Whenever Google Inc (NASDAQ:GOOG) mentions it’s developing something new, people assume that it will sweep the world and we’ll all be using it in the near future. We can be forgiven as an always plugged-in society for wanting the next generation of whatever gadget we have, and Google Inc (NASDAQ:GOOG) has been more than happy to satisfy that craving.
This is Google’s aim with its new product, the Google Glass, which will put the power of Google Inc (NASDAQ:GOOG)’s computing software in your eyes as you go about your day. Ordinarily I’d hit the “Share” button on Facebook Inc (NASDAQ:FB) to spread the news of this advance in technology, but this one actually has me thinking: has Google Inc (NASDAQ:GOOG) finally gone off the deep end?
According to Google’s website, the Glass is meant for you to do anything you can do on your phone but instead on a special pair of glasses with a screen in the corner showing the wearer what he’s doing. It’s activated by saying “OK glass,” and then making a command such as “take a picture,” or “what’s hello in Japanese?”
At face value, it seems like a copy of the Voice Search software released last year but in glasses rather than directly on a phone. Google Inc (NASDAQ:GOOG)’s tutorial shows users doing a wide range of activities with the glasses, ranging from blowing out birthday candles to skydiving, in an effort to show that the glasses are not only for everybody but can go places phones can’t — its key selling point.
A less-biased demonstration came on CNBC courtesy of Mashable editor-in-chief Lance Ulanoff. He gave a live demonstration that mostly shows what Google wants viewers to know about the product. To turn Google Glass off and on, you could tap the glasses or nod your head. Automatically my thoughts turned to a future of being on a subway and seeing everybody on the train acting like bobble-head dolls trying to turn their phones on and off, or wildly thumping their glasses.

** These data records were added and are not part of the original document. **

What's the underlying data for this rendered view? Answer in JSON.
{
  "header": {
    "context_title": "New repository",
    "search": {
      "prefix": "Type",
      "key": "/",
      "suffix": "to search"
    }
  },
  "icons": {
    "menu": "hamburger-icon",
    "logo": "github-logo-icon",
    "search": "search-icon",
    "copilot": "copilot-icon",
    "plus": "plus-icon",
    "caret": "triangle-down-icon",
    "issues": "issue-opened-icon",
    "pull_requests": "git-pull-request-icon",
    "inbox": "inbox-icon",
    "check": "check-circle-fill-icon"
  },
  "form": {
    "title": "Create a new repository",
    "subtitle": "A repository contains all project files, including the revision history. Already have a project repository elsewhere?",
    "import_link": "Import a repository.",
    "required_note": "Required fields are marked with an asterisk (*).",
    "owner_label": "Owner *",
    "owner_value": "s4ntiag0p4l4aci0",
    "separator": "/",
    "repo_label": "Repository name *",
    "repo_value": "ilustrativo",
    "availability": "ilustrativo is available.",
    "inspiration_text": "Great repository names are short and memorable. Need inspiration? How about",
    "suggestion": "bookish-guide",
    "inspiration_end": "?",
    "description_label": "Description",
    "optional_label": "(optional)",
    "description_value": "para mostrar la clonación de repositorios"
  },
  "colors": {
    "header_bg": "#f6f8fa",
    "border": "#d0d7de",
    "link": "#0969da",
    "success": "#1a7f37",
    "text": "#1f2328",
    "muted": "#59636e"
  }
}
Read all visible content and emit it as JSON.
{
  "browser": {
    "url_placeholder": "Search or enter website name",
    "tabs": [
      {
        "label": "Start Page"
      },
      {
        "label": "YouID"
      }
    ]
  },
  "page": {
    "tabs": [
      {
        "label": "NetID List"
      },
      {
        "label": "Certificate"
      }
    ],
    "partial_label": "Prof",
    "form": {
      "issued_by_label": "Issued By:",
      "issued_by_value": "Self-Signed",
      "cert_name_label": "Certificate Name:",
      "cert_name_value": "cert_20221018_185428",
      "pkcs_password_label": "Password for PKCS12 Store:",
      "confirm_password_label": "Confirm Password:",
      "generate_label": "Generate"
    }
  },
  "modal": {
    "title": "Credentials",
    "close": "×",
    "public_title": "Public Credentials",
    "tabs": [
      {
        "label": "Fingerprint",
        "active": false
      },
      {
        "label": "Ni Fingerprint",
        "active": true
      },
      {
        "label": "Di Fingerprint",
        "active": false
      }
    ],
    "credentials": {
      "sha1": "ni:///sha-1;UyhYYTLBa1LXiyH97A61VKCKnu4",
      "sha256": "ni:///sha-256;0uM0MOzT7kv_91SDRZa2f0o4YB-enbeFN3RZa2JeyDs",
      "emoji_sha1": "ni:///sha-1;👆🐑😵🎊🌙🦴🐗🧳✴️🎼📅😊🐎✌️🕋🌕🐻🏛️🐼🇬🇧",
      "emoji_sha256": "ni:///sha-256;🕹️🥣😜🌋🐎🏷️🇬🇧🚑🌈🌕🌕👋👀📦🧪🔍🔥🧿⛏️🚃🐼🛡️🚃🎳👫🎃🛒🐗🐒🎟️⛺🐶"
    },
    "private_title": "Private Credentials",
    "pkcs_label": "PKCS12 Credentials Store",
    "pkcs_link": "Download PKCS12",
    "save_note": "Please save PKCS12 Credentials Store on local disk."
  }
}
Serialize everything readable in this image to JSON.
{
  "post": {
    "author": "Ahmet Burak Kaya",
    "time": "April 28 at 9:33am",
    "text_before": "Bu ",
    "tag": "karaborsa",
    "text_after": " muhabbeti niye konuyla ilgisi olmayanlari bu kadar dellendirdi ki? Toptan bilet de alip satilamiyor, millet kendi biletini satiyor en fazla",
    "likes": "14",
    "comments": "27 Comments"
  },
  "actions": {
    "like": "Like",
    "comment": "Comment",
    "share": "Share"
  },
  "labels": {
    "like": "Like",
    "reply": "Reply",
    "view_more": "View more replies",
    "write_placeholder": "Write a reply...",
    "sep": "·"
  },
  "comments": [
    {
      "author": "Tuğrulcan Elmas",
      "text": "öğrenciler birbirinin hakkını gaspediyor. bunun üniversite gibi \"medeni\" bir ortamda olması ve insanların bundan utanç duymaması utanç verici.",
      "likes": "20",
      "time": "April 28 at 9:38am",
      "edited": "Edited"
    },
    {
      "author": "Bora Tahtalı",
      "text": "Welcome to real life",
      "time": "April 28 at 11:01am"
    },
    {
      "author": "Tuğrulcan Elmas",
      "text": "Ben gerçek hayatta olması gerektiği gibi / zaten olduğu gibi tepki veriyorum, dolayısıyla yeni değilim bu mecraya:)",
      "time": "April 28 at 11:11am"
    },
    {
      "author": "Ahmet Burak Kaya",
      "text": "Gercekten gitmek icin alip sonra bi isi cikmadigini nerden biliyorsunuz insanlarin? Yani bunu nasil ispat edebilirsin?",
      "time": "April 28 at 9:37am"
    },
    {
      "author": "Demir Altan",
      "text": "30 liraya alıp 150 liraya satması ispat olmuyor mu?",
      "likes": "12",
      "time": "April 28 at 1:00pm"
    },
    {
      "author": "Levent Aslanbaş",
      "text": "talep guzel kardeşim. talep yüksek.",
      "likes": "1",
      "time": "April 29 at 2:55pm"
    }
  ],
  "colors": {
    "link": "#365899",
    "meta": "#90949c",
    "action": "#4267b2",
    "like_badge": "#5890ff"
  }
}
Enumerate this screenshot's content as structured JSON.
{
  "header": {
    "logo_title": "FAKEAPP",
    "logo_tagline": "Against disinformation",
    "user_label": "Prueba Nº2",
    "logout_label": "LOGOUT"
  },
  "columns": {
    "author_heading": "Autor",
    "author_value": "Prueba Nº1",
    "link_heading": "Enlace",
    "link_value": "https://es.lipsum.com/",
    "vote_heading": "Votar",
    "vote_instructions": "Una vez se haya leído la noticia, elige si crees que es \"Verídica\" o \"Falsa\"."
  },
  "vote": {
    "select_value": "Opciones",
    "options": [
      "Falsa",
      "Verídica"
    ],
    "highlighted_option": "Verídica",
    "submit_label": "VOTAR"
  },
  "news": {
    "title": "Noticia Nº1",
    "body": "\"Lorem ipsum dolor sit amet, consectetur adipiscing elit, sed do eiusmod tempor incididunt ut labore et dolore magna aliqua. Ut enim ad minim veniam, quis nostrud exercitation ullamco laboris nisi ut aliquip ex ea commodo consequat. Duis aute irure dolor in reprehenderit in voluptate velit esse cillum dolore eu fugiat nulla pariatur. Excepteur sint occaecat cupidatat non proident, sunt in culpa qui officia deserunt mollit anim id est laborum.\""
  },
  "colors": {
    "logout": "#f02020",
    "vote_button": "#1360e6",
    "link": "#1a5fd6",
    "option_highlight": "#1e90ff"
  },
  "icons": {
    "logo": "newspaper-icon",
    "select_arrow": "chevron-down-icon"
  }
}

This is a recurring problem I’ve noticed with new technological advances, such as voice commands for phones (like Apple Inc. (NASDAQ:AAPL)’s Siri), and motion control for video games (Microsoft Corporation (NASDAQ:MSFT)’s Kinect). When everything is on point, it’s awesome, but when it’s even a little off, the user looks ridiculous. I can see this problem with the Glass as well: when it works, it’s a brilliant device, but it comes with wearing very visible hardware and requires head-jerking movements to get it to function.
What came to mind after learning of this new Google Inc (NASDAQ:GOOG) product was not the long list of Google’s successes, like Google Drive and the Android. Instead, it was the list of other devices and companies that were to be considered “the future” but became nothing more than recurring punch lines. One example is Sirius XM Radio Inc (NASDAQ:SIRI)‘s satellite offering, which was supposed to be the next big thing in radio in 2001. You can listen to any radio station in a specific genre from sports to music to news wherever you are. It never lived up to the billing, and certainly never grew big enough for two market players, Sirius and XM, fighting over a shrinking number of customers. The two were forced to merge to save face, and Sirius XM Radio Inc (NASDAQ:SIRI)’ stock, once peaking at $60 per share, plunged to $0.05 per share, before rebounding after 2009 to around $3.14 per share more recently.
The idea of a portable satellite radio sounded revolutionary, but in the era of compatibility having a bulky device in addition to your phone and (later) your music player made little sense. This is why Sirius XM Radio Inc (NASDAQ:SIRI) isn’t a bad investment for those looking for a nice cheap stock with upward forecasts, but there won’t be people beating a path to the door to buy it, either.
It’s now even tougher for satellite radio to compete with companies like Pandora Media Inc (NYSE:P) that not only offer their services for free, but are able to sell ad space as well. Sirius is projected to hit over 25 million subscribers by the end of 2013, which is decent enough for news services on the go, but it’s no match for more than 200 million Pandora subscribers. With news now moving to apps and tablet devices, Sirius XM Radio Inc (NASDAQ:SIRI) has to find another niche to maintain any sort of relevancy (if it has any left).